About Kai’s CGMS
The CGMS has a small needle which is just under the skin and it continuously monitors blood glucose – it does not directly tell the pump what to do (that is the artificial pancreas – the next breakthrough on the horizon) but it will suspend the pump (basal insulin) if Kai goes below 3 mmol. It also gives clear graphs of blood glucose activity and uses arrows to show if it is dropping or rising fast.
It all sounds very technical but over time it becomes second-nature, and my partner Prosper and I are in the process of training and coaching Kai in use of the pump. Kai’s knowledge of carbs is brilliant.
We quickly realised that working with injections was really tricky – and Kai was on such small doses that preventing “hypos” was almost impossible. Kai was immediately put on the waiting list for a pump which he started in January 2012. His dad Prosper then started to accompany Kai to all cycling sessions and subsequently he came a volunteer for CC Hackney. He’s currently doing his British Cycling Level 2 coaching award.
I think if Kai hadn’t already been an active cyclist when he was diagnosed as a diabetic we honestly probably wouldn’t have encouraged him to ride. Seeing the banking of a velodrome still terrifies me, although Kai himself has no fear! And because cycling involves long rides in the middle of nowhere, he would probably have gone down the swimming or running routes instead of cycling. But sport and exercise have always been part of him. Swimming and athletics are also his joys though, and triathlon is probably his next step.
How we reacted to hypos

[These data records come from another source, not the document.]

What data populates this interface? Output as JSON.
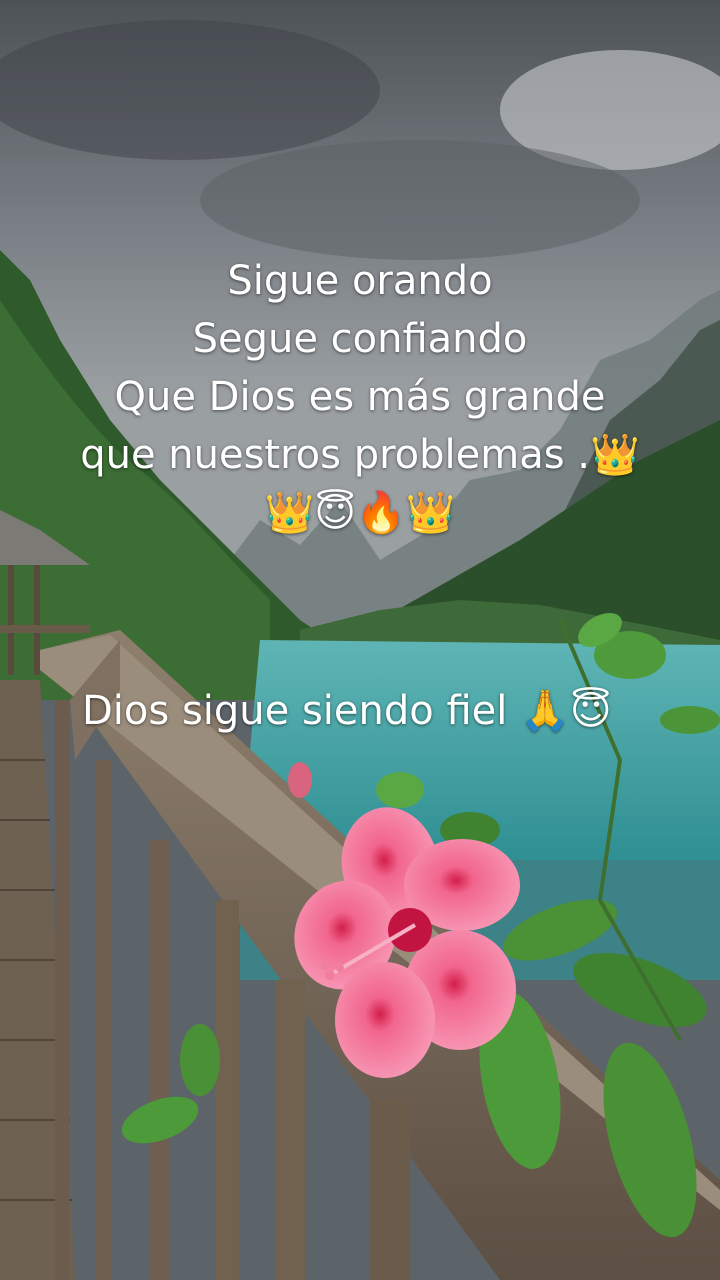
{
  "caption": {
    "lines": [
      "Sigue orando",
      "Segue confiando",
      "Que Dios es más grande",
      "que nuestros problemas .👑",
      "👑😇🔥👑"
    ],
    "subtitle": "Dios sigue siendo fiel 🙏😇"
  },
  "scene": {
    "elements": [
      "stormy-sky",
      "misty-mountains",
      "forested-hills",
      "turquoise-lake",
      "wooden-boardwalk",
      "wooden-railing",
      "gazebo",
      "pink-hibiscus-flower",
      "green-leaves"
    ],
    "colors": {
      "sky": "#6b7075",
      "lake": "#3fa3a5",
      "forest": "#2f5a2c",
      "wood": "#7a6a58",
      "flower": "#f27aa0"
    }
  }
}
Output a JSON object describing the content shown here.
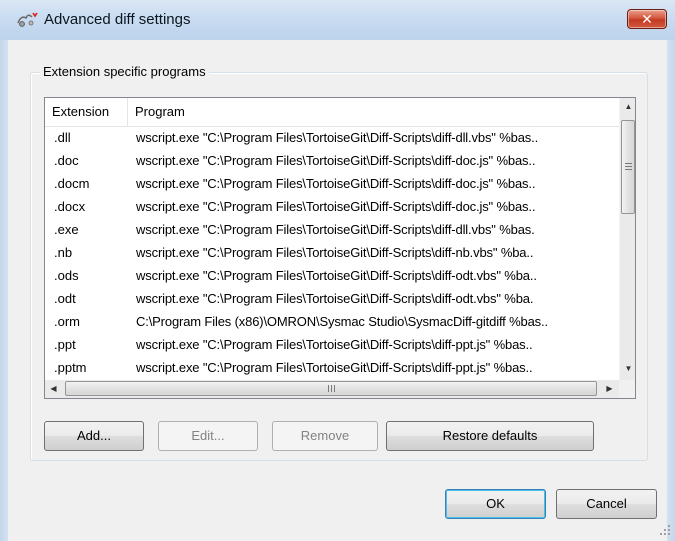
{
  "window": {
    "title": "Advanced diff settings",
    "close_glyph": "✕"
  },
  "group": {
    "label": "Extension specific programs"
  },
  "list": {
    "columns": [
      "Extension",
      "Program"
    ],
    "rows": [
      {
        "ext": ".dll",
        "program": "wscript.exe \"C:\\Program Files\\TortoiseGit\\Diff-Scripts\\diff-dll.vbs\" %bas.."
      },
      {
        "ext": ".doc",
        "program": "wscript.exe \"C:\\Program Files\\TortoiseGit\\Diff-Scripts\\diff-doc.js\" %bas.."
      },
      {
        "ext": ".docm",
        "program": "wscript.exe \"C:\\Program Files\\TortoiseGit\\Diff-Scripts\\diff-doc.js\" %bas.."
      },
      {
        "ext": ".docx",
        "program": "wscript.exe \"C:\\Program Files\\TortoiseGit\\Diff-Scripts\\diff-doc.js\" %bas.."
      },
      {
        "ext": ".exe",
        "program": "wscript.exe \"C:\\Program Files\\TortoiseGit\\Diff-Scripts\\diff-dll.vbs\" %bas."
      },
      {
        "ext": ".nb",
        "program": "wscript.exe \"C:\\Program Files\\TortoiseGit\\Diff-Scripts\\diff-nb.vbs\" %ba.."
      },
      {
        "ext": ".ods",
        "program": "wscript.exe \"C:\\Program Files\\TortoiseGit\\Diff-Scripts\\diff-odt.vbs\" %ba.."
      },
      {
        "ext": ".odt",
        "program": "wscript.exe \"C:\\Program Files\\TortoiseGit\\Diff-Scripts\\diff-odt.vbs\" %ba."
      },
      {
        "ext": ".orm",
        "program": "C:\\Program Files (x86)\\OMRON\\Sysmac Studio\\SysmacDiff-gitdiff %bas.."
      },
      {
        "ext": ".ppt",
        "program": "wscript.exe \"C:\\Program Files\\TortoiseGit\\Diff-Scripts\\diff-ppt.js\" %bas.."
      },
      {
        "ext": ".pptm",
        "program": "wscript.exe \"C:\\Program Files\\TortoiseGit\\Diff-Scripts\\diff-ppt.js\" %bas.."
      }
    ]
  },
  "scrollbar": {
    "up_glyph": "▲",
    "down_glyph": "▼",
    "left_glyph": "◀",
    "right_glyph": "▶"
  },
  "buttons": {
    "add": "Add...",
    "edit": "Edit...",
    "remove": "Remove",
    "restore": "Restore defaults",
    "ok": "OK",
    "cancel": "Cancel"
  },
  "icons": {
    "app": "tortoisegit-diff-icon",
    "close": "close-icon",
    "resize": "resize-grip-icon"
  },
  "colors": {
    "close_button": "#c23b22",
    "default_button_border": "#3c7fb1",
    "titlebar": "#c9dcf1"
  }
}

Hypos are our trickiest challenge. Kai has no hypo awareness – he can be running, cycling or swimming and the only way lows are recognised is sometimes by looking at him. He can get dangerously low in the mid-1’s before he says he is low. At first we did the standard glucose tabs but now jelly babies are his friend. For cycling he has one bottle containing diluted apple juice which he sips, and one with water, with jelly babies in his back pocket. Post-exercise he always has a milk shake drink.
Managing club sessions
Prosper is always with Kai at club sessions anyway, but all the coaches know Kai’s signs and on long rides the group has waited until he comes up. Touch wood Kai has never fitted – but the management this takes involves sensors plus up to 15 blood glucose tests per day. Prosper always has glucagon with him (the orange injection) because, although this is held in ambulances, they could be in the middle of nowhere. It’s never been used but it needs to be available at all times.
Becoming coaches is the best way. Kai is so active and we are so determined for him to be able to continue with the level of activity that he wants to do. We do anything to allow that to happen.
The main support that riders need if already diagnosed is simply awareness. A simple add-on to coaches’ First Aid courses covering hypos, hypers and safeguards would be great. Type 1 is such a hidden condition that it can be overlooked.
How things are going
Six months after starting on the pump, with the continual lows, we put in an application to the CCG for sensors. These are not cheap and are not provided as standard. Kai is lucky as he received full funding for sensors which is rare – and even rarer not only on hypo awareness grounds but also levels of physical activity. Technology is the way forward. I doubt there will be a cure in Kai’s lifetime but the pump, blood glucose monitors and sensors have all dramatically improved in the last five years and they are continually improving. Kai’s HBA1C over last year has ranged between 6.5 and 7.2.
Kai remains healthy but weight is a problem – i.e. keeping weight on. Balancing Type 1 and exercise is difficult, and we are continually working on getting more carbs into him. Without technology Kai would be at risk.
Fixed insulin and MDI injections are very difficult to manipulate – and, of course, at 11 years old Kai is growing rapidly so constant adjustments to insulin are needed. The pump and low suspend is our safety net.